- **Exercise aim**
Only lines holding the word "name" are wanted. Copy them from the listing below.

- **Records**
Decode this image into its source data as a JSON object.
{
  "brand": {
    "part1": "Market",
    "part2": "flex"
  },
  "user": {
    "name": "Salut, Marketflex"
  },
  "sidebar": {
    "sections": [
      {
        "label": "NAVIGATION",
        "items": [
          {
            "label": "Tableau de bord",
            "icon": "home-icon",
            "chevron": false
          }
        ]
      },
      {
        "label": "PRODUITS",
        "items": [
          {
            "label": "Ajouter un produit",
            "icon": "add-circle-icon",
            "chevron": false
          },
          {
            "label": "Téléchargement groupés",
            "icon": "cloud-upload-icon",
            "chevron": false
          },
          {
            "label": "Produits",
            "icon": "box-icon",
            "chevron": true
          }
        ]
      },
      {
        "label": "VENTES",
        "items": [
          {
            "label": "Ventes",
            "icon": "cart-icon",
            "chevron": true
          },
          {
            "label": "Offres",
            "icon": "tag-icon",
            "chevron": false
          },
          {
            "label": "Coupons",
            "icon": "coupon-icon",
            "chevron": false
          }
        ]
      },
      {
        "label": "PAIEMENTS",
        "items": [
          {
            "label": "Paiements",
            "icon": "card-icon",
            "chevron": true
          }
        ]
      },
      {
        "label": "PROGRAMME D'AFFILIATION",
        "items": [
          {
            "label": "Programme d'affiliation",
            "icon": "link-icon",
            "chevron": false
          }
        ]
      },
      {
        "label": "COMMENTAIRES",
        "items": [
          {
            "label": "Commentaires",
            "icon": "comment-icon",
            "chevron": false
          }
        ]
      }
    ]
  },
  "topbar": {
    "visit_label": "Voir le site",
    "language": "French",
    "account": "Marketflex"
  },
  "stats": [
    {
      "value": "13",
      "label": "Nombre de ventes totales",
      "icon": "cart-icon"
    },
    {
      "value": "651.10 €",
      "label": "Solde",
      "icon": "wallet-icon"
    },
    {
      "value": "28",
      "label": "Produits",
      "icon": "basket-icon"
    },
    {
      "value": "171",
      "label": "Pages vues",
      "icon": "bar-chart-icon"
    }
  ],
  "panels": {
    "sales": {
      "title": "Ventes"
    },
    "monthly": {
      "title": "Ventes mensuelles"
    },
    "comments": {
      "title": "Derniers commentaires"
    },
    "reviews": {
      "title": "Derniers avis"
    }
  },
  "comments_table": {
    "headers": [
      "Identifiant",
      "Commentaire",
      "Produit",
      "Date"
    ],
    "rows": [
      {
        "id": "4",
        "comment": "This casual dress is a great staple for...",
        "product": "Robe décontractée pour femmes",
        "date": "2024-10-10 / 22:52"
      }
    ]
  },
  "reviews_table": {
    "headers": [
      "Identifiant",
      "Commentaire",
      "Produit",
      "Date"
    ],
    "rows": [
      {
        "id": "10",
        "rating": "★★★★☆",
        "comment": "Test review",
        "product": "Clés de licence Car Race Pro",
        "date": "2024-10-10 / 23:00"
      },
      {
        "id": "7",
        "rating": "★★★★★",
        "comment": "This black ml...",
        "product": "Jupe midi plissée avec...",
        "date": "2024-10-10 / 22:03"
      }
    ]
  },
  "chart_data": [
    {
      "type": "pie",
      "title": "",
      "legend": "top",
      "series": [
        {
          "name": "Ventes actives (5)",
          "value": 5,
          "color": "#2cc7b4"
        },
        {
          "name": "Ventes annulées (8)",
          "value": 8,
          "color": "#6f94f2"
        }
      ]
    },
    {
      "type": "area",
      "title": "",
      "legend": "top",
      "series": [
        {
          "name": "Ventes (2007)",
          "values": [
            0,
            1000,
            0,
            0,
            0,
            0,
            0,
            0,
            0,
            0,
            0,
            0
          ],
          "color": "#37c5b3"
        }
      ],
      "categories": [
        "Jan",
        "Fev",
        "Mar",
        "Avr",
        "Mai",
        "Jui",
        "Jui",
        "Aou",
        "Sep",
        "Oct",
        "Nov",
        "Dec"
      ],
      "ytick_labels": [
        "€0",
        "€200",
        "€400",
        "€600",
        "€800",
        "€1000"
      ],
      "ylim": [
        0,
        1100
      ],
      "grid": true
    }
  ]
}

- **Task response**
    "name": "Salut, Marketflex"
          "name": "Ventes actives (5)",
          "name": "Ventes annulées (8)",
          "name": "Ventes (2007)",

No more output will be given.